  1. Those particular examples of street art don’t really appeal to me and are not in the same league as street art you have photographed in Blackburn and Manchester and which I’ve also photographed in Manchester and in Glasgow. I really like the cottages though. The black mark on the second picture looks quite like a bird underneath the tree; an odd shape for just a random scrawl. Perhaps somebody decided to add their own contribution.

    Liked by 1 person

    1. I thought too that the black mark looked a bit like a bird but if it is then it’s a bit of an odd place for someone to put it as it partially covers the dog and one of the kids, which really spoils the original picture. Since writing this post I’ve had a look on the internet and found nine or ten more really exceptional ones which will be well worth photographing, presuming of course they are still there the next time I go back.

      Liked by 1 person

    1. I’ve never been to Tobermory (I’d love to go) but I’ve seen pictures of the colourful cottages there. These cottages can’t be accessed from the front as there are railings all along – maybe being derelict they could be dangerous – and probably not from the back either as there’s a graveyard behind them, but next time I go there I’ll have a good go at trying to get in! πŸ™‚

      Like

  2. I like the painting on the roller shutter and the first two are quite naive. I’d describe the cottages as quaint πŸ™‚

    Like

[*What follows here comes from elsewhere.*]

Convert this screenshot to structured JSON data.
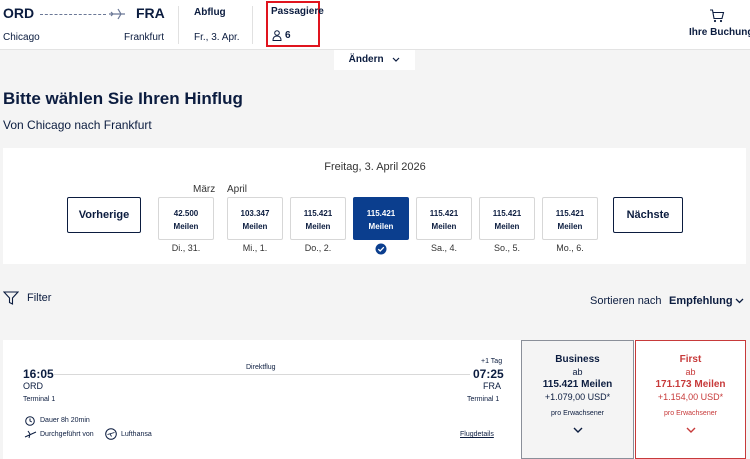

  3. It’s everywhere these days, if you look for it, isn’t it? πŸ™‚ πŸ™‚ I’ve put your Day in Limerick in next Monday but you don’t need to link or visit if you don’t have the time. No problem πŸ™‚

    Like

  4. Thanks Jo, I did visit a couple of the ones in your post this week then got bogged down with writing more about Ireland. I’ve got some great street art shots taken in Dublin to come yet, including several electricity boxes πŸ™‚

    Like

  5. I really enjoy seeing street art. I really like that first one, a lovely scene, and the geometric shapes are very clever with the faces set behind them. I think the cottages look better from afar, the doors are a little gaudy, but better than just being left to fall into disrepair I suppose.

    Like

  6. Learning about the cottages makes me wonder why they haven’t been demolished long before now if they haven’t been lived in for over 40 years, but I think painting the fronts was a great way of brightening up a run-down corner. Maybe they’ve been left as a bit of a tourist attraction πŸ™‚

    Like

  7. Please know that I’m really enjoying your posts from Limerick and Dublin but I’m struggling to comment as my laptop doesn’t like WordPress for some reason. I will try to use my phone in future. X

    Like

    1. Comments from you are always appreciated whichever way you make them – it’s a shame your laptop doesn’t like WordPress, I can’t think what the problem would be.

      Like

Leave a Reply

Fill in your details below or click an icon to log in:

WordPress.com Logo

You are commenting using your WordPress.com account. Log Out /  Change )

Twitter picture

You are commenting using your Twitter account. Log Out /  Change )

Facebook photo

You are commenting using your Facebook account. Log Out /  Change )

Connecting to %s